Items from an interface collection:
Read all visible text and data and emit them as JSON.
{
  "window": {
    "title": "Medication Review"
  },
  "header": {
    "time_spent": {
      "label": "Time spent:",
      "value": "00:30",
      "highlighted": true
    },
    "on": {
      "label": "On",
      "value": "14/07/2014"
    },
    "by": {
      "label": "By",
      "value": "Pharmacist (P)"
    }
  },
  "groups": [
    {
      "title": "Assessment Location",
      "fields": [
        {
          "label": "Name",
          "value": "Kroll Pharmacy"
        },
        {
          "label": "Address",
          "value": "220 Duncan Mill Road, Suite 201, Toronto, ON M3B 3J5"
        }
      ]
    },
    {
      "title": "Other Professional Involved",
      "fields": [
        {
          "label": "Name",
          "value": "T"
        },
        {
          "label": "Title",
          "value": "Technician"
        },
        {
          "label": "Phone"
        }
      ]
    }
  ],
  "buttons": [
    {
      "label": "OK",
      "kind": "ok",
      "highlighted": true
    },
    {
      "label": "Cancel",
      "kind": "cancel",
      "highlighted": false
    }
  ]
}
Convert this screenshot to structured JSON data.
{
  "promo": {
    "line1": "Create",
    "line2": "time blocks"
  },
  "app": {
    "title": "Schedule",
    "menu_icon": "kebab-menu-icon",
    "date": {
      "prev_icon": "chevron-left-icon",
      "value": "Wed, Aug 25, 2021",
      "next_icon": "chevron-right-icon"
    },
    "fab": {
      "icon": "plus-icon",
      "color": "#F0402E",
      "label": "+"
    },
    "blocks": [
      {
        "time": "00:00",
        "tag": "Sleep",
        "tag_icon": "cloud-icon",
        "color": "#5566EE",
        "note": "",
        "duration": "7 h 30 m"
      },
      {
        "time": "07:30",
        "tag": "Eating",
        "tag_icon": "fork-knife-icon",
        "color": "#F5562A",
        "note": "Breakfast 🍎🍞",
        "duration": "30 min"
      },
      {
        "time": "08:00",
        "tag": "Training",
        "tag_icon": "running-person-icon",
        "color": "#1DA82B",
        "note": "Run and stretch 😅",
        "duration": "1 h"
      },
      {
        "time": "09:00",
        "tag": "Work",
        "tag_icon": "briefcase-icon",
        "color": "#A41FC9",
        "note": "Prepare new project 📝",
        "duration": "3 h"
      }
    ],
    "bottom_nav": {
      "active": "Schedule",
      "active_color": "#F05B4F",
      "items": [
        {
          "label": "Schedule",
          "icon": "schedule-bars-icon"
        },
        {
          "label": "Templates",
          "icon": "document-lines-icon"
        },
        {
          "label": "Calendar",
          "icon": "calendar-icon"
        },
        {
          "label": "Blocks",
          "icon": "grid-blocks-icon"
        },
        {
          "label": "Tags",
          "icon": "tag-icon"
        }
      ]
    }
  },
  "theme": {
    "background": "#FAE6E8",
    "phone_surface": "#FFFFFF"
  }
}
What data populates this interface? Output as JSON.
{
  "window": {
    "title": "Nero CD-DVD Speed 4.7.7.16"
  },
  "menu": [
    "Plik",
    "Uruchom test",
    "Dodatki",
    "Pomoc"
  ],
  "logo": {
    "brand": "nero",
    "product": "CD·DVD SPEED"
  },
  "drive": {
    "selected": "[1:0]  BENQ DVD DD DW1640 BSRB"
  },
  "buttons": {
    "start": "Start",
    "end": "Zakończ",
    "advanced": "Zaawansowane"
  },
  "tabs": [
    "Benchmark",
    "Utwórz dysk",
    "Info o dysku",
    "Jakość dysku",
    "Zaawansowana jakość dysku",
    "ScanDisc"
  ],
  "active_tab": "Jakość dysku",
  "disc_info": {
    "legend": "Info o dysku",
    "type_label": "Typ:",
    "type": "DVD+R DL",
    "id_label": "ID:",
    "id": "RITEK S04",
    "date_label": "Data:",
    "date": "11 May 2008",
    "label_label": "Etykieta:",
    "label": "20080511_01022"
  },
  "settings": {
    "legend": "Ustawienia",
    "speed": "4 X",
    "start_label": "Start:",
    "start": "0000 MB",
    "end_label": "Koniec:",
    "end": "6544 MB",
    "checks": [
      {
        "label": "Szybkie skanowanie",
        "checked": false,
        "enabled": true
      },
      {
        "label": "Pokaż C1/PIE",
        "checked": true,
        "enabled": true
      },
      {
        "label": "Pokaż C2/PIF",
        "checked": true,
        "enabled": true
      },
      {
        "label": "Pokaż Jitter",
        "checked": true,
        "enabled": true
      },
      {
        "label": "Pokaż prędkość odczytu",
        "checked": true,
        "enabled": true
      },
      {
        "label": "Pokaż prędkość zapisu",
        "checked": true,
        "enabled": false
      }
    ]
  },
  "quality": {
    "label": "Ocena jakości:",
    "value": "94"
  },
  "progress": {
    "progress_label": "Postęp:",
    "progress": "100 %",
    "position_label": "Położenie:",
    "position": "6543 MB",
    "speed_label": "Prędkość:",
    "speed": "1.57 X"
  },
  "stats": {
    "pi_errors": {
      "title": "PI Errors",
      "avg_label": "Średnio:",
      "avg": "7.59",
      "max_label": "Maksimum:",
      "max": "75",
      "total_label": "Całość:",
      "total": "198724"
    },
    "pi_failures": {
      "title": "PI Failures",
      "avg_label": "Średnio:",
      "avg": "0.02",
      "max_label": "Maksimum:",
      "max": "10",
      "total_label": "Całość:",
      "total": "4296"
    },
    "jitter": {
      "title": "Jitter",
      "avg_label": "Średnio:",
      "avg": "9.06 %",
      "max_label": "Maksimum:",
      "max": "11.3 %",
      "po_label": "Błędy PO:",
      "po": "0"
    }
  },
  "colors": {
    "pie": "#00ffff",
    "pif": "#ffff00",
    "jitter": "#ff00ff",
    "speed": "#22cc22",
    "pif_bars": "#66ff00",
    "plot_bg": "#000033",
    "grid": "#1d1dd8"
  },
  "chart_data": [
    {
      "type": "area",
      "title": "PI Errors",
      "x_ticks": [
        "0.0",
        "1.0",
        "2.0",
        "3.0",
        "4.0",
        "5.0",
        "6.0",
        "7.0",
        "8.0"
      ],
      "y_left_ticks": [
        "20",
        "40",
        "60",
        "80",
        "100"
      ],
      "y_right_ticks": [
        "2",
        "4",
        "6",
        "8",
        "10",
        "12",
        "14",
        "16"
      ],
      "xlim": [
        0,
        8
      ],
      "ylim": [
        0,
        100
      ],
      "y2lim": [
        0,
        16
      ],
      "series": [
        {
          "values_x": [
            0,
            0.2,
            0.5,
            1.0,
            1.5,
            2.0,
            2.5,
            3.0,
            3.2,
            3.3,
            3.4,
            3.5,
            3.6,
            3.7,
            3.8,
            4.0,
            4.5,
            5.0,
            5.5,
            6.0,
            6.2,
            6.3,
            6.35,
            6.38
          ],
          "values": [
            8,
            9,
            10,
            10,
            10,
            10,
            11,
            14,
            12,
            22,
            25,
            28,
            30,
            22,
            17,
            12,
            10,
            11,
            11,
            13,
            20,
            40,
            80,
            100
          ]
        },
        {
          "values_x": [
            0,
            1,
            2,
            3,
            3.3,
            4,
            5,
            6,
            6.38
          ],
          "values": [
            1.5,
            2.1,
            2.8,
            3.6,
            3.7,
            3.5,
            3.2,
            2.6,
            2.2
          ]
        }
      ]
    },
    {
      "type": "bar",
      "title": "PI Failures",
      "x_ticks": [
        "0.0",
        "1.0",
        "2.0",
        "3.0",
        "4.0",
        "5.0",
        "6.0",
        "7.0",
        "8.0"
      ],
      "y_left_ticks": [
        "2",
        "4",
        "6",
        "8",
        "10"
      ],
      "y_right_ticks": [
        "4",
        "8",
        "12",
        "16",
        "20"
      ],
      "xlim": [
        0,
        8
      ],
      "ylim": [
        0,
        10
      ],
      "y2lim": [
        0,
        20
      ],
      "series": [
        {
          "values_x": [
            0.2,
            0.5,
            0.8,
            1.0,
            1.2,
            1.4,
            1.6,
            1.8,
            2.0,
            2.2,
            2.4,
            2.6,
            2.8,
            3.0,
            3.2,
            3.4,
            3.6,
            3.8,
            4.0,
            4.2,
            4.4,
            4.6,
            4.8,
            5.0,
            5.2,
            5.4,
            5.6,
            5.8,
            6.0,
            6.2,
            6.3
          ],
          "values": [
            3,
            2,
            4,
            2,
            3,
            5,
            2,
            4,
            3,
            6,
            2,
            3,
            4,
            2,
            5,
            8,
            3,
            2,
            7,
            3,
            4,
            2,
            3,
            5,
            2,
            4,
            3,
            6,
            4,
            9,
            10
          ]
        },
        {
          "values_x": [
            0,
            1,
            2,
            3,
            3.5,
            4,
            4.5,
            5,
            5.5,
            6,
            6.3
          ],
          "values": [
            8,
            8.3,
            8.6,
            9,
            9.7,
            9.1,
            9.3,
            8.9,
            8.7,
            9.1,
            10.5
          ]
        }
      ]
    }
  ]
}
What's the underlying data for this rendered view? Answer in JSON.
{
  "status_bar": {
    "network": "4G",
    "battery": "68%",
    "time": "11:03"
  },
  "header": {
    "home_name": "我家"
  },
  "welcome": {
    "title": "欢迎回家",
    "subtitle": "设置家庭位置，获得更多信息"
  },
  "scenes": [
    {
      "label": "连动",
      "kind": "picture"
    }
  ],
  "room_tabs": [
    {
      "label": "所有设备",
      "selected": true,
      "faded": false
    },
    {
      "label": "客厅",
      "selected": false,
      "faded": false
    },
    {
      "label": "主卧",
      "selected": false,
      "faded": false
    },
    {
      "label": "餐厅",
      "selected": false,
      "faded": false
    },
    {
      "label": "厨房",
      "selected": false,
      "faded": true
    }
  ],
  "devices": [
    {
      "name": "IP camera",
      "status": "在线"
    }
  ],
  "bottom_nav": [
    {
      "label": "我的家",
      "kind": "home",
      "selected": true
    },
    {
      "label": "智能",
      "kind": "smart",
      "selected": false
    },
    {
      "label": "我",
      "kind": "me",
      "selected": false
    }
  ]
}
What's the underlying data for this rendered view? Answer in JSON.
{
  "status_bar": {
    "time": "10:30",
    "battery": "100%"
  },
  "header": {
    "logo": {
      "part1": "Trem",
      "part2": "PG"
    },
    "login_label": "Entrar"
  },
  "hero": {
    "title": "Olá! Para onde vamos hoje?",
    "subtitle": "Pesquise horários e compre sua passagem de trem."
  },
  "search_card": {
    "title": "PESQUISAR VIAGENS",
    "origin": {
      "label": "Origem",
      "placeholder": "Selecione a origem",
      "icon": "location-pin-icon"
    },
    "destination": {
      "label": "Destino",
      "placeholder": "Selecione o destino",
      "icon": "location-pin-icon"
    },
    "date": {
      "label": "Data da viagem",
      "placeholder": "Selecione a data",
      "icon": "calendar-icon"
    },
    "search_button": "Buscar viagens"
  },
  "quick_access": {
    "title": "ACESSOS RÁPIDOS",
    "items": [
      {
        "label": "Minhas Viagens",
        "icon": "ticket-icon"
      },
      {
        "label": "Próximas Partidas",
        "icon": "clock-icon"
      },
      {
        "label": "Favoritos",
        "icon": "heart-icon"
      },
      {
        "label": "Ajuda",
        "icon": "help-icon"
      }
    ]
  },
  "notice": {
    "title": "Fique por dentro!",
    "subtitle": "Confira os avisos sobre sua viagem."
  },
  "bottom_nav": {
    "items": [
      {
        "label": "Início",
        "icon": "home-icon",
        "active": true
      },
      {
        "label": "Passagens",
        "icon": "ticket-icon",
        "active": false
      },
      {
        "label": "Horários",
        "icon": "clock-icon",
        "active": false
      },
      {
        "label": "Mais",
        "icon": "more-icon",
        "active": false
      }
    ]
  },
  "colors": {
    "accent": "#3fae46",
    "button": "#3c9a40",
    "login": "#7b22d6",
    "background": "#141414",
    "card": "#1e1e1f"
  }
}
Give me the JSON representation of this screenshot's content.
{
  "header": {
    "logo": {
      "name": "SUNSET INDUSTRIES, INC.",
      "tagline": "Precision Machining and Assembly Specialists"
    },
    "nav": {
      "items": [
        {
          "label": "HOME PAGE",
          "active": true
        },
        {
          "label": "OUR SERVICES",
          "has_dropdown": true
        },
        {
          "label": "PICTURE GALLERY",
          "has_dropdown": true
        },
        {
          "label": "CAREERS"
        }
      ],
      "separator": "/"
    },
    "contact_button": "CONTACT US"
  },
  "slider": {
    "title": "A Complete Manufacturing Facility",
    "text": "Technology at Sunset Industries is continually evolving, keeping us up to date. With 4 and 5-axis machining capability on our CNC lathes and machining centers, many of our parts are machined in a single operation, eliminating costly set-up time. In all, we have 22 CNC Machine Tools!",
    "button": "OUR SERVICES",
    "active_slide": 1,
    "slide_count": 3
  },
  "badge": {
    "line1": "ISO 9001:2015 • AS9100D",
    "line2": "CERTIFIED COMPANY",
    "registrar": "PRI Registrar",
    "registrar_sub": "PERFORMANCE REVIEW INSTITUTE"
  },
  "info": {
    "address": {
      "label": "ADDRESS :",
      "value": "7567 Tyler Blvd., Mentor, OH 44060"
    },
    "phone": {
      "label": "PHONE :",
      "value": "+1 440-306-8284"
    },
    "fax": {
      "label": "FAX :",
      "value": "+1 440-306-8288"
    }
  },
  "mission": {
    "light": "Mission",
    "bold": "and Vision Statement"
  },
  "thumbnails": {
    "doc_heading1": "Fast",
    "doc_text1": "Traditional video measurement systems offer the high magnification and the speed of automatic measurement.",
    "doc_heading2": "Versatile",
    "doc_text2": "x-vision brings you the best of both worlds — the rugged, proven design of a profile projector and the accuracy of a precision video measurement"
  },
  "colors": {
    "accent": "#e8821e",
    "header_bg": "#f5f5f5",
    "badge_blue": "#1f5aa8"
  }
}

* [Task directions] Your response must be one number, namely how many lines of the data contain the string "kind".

* [Solved problem] 6